◆ What you need to do
Which lines run from the one containing "Output a JSON" to the end of the listing? Copy them out exactly, leaving out the rest.

◆ Input data
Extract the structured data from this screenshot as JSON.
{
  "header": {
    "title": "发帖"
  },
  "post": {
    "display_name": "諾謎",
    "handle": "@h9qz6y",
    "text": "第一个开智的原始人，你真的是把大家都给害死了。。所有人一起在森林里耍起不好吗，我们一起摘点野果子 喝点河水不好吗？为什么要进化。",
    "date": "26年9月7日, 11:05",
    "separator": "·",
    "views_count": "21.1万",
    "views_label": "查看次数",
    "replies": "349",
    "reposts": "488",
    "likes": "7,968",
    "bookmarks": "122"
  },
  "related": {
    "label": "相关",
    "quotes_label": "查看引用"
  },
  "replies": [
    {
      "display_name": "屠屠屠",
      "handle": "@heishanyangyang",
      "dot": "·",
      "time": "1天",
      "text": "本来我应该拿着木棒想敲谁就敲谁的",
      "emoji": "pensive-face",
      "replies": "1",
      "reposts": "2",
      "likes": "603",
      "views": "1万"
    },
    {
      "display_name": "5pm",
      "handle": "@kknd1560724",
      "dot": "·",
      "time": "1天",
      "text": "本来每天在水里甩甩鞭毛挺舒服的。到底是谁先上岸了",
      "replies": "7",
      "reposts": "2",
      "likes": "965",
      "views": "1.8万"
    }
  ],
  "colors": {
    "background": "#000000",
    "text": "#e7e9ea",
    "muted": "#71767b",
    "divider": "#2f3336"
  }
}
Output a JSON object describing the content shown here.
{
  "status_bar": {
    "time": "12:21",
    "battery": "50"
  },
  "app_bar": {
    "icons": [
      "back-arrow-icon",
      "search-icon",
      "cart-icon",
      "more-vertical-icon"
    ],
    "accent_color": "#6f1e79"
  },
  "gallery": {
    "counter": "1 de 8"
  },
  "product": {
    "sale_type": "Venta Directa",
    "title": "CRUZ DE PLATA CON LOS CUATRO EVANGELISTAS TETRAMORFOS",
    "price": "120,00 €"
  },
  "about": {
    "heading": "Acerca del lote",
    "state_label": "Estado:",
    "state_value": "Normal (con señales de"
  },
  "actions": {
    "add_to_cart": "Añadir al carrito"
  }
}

◆ Your response
Output a JSON object describing the content shown here.
{
  "status_bar": {
    "time": "12:21",
    "battery": "50"
  },
  "app_bar": {
    "icons": [
      "back-arrow-icon",
      "search-icon",
      "cart-icon",
      "more-vertical-icon"
    ],
    "accent_color": "#6f1e79"
  },
  "gallery": {
    "counter": "1 de 8"
  },
  "product": {
    "sale_type": "Venta Directa",
    "title": "CRUZ DE PLATA CON LOS CUATRO EVANGELISTAS TETRAMORFOS",
    "price": "120,00 €"
  },
  "about": {
    "heading": "Acerca del lote",
    "state_label": "Estado:",
    "state_value": "Normal (con señales de"
  },
  "actions": {
    "add_to_cart": "Añadir al carrito"
  }
}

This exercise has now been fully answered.